◆ To do ◆
Print the following entries without any change.

+++ Supplied material +++

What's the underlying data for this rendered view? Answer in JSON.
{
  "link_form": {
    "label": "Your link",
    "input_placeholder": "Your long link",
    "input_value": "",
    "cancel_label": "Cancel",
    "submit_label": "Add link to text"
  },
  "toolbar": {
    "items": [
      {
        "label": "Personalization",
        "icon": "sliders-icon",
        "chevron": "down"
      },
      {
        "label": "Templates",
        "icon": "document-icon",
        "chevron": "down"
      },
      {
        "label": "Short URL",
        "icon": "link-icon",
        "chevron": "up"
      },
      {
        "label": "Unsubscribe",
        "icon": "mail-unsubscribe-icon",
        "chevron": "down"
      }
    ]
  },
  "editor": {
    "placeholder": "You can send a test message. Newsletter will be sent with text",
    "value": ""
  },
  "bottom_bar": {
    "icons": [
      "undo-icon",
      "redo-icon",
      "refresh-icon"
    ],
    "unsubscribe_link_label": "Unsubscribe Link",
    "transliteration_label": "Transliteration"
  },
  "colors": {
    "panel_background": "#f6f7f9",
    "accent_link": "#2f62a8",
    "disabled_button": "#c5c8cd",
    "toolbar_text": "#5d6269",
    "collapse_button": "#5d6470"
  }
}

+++

◆ Result for this exercise ◆
What's the underlying data for this rendered view? Answer in JSON.
{
  "link_form": {
    "label": "Your link",
    "input_placeholder": "Your long link",
    "input_value": "",
    "cancel_label": "Cancel",
    "submit_label": "Add link to text"
  },
  "toolbar": {
    "items": [
      {
        "label": "Personalization",
        "icon": "sliders-icon",
        "chevron": "down"
      },
      {
        "label": "Templates",
        "icon": "document-icon",
        "chevron": "down"
      },
      {
        "label": "Short URL",
        "icon": "link-icon",
        "chevron": "up"
      },
      {
        "label": "Unsubscribe",
        "icon": "mail-unsubscribe-icon",
        "chevron": "down"
      }
    ]
  },
  "editor": {
    "placeholder": "You can send a test message. Newsletter will be sent with text",
    "value": ""
  },
  "bottom_bar": {
    "icons": [
      "undo-icon",
      "redo-icon",
      "refresh-icon"
    ],
    "unsubscribe_link_label": "Unsubscribe Link",
    "transliteration_label": "Transliteration"
  },
  "colors": {
    "panel_background": "#f6f7f9",
    "accent_link": "#2f62a8",
    "disabled_button": "#c5c8cd",
    "toolbar_text": "#5d6269",
    "collapse_button": "#5d6470"
  }
}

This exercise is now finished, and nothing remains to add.